_Listed entries_

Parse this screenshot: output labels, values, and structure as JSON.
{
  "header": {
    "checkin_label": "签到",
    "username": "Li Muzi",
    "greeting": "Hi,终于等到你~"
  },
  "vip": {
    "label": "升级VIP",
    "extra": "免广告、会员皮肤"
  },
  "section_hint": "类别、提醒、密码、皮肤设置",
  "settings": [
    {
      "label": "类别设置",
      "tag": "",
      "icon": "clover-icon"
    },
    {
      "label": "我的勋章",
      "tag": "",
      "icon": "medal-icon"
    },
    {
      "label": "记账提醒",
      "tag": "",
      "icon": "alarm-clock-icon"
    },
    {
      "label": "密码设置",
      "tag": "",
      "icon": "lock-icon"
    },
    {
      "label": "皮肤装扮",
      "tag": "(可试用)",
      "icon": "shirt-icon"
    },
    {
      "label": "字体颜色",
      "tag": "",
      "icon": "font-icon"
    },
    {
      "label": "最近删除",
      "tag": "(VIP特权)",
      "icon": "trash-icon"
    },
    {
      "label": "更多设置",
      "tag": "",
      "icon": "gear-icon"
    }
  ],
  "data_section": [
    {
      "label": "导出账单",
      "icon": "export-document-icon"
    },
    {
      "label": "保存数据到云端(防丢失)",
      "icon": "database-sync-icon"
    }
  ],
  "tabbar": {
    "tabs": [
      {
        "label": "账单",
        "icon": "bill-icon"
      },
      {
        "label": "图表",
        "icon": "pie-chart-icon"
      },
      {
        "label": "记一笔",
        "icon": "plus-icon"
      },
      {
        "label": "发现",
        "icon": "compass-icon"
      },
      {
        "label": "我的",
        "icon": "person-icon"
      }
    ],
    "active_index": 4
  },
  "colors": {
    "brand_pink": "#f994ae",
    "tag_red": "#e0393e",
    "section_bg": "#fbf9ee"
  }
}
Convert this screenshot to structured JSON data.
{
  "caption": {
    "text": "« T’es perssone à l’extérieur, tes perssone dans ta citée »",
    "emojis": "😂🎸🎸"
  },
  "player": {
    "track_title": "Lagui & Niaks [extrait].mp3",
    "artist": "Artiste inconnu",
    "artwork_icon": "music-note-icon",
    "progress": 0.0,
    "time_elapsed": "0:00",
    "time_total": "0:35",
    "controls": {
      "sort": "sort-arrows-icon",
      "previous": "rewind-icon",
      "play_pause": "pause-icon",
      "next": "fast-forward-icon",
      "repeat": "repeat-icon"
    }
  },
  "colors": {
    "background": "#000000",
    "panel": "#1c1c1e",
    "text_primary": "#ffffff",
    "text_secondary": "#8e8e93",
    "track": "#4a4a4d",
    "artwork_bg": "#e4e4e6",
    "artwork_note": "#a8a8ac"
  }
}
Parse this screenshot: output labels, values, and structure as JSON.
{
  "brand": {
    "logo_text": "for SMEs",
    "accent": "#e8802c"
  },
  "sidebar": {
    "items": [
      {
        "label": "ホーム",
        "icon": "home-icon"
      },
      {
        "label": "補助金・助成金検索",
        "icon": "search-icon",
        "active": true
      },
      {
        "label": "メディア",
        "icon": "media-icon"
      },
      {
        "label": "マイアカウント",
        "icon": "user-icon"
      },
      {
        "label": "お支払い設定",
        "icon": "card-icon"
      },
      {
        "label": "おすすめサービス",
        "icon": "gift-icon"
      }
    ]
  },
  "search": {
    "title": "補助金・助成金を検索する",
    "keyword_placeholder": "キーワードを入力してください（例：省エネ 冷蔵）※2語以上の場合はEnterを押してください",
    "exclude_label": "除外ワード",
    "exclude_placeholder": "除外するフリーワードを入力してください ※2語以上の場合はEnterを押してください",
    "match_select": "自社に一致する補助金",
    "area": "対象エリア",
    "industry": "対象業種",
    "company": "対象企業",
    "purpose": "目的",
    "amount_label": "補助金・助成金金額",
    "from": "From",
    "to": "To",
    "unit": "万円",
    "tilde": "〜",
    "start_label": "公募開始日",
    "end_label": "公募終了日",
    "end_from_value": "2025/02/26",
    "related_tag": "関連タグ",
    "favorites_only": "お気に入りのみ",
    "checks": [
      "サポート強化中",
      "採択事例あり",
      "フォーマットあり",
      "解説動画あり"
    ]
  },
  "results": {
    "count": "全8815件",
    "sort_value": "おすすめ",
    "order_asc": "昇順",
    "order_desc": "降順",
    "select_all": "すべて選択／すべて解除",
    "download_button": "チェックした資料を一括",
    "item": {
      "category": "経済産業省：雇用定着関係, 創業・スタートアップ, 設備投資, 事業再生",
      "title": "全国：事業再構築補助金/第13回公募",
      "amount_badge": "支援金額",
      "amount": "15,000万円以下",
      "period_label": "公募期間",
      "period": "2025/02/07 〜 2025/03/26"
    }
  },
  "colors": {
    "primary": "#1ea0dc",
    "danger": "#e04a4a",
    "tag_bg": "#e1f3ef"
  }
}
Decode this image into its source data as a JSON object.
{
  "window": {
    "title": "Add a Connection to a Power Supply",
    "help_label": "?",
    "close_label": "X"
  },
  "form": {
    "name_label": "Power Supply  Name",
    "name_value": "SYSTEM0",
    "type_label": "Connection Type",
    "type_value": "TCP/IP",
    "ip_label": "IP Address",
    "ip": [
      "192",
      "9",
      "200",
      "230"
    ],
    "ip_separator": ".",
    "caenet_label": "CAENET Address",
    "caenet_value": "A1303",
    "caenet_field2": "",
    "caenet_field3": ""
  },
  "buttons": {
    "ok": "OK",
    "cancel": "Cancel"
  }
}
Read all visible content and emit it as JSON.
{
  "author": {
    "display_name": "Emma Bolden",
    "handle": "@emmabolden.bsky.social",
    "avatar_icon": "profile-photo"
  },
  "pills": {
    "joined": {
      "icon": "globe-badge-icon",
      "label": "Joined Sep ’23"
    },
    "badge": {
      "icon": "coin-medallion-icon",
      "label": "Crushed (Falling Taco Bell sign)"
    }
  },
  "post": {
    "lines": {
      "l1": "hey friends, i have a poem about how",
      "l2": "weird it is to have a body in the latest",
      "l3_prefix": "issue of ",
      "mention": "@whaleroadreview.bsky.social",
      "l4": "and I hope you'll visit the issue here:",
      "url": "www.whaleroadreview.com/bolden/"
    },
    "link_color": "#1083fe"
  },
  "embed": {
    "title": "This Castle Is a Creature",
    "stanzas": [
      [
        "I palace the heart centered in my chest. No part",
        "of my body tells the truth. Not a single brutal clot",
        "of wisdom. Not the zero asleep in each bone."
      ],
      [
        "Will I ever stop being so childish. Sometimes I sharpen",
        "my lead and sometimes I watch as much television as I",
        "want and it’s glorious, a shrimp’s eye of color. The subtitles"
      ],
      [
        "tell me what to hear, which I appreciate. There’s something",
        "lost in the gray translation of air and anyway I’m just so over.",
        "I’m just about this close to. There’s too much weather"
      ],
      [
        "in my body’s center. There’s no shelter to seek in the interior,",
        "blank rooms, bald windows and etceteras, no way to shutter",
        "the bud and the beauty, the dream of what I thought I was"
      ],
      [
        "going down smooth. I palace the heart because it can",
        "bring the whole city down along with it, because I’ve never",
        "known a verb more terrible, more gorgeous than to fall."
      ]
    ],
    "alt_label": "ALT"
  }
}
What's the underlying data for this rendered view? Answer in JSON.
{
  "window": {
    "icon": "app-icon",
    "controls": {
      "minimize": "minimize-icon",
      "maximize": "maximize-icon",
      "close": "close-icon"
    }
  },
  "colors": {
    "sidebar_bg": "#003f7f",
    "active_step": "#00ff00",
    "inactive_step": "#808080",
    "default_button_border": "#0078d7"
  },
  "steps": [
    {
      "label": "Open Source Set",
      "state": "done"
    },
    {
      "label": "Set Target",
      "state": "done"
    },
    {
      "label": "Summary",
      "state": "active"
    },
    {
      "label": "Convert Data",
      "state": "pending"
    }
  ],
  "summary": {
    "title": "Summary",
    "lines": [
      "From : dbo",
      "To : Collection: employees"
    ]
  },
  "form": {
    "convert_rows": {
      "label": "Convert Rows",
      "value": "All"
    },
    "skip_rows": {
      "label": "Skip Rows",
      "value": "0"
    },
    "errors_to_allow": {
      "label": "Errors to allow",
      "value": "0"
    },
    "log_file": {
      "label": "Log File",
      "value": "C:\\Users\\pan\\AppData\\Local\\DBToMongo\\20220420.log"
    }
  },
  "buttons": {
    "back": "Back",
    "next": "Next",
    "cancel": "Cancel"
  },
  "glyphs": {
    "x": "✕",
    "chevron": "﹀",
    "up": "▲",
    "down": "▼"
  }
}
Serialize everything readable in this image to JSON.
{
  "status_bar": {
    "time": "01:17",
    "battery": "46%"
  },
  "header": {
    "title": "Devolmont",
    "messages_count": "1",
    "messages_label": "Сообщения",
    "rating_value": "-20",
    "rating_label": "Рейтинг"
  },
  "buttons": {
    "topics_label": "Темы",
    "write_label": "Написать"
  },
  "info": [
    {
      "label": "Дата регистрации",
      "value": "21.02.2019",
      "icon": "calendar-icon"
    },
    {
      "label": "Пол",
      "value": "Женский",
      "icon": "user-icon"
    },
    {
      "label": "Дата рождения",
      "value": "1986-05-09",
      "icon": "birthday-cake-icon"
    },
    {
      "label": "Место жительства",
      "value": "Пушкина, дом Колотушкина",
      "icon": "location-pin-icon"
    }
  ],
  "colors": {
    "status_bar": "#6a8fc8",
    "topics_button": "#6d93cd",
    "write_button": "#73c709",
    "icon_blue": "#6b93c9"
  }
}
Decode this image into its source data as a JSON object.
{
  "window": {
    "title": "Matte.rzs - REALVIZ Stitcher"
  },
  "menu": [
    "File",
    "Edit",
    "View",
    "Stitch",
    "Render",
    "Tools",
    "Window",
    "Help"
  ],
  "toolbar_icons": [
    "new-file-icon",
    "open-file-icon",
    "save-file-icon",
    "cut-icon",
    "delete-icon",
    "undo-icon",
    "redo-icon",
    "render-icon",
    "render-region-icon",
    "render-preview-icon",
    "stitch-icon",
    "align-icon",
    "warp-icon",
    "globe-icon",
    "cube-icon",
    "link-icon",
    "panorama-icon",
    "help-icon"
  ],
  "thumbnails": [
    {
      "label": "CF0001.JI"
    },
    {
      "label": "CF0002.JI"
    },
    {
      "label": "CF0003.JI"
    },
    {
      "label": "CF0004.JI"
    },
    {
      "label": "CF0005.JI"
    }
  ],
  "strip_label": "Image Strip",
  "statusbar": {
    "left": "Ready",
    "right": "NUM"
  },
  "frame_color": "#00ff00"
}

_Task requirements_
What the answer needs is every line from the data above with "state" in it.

_Completed exercise_
      "state": "done"
      "state": "done"
      "state": "active"
      "state": "pending"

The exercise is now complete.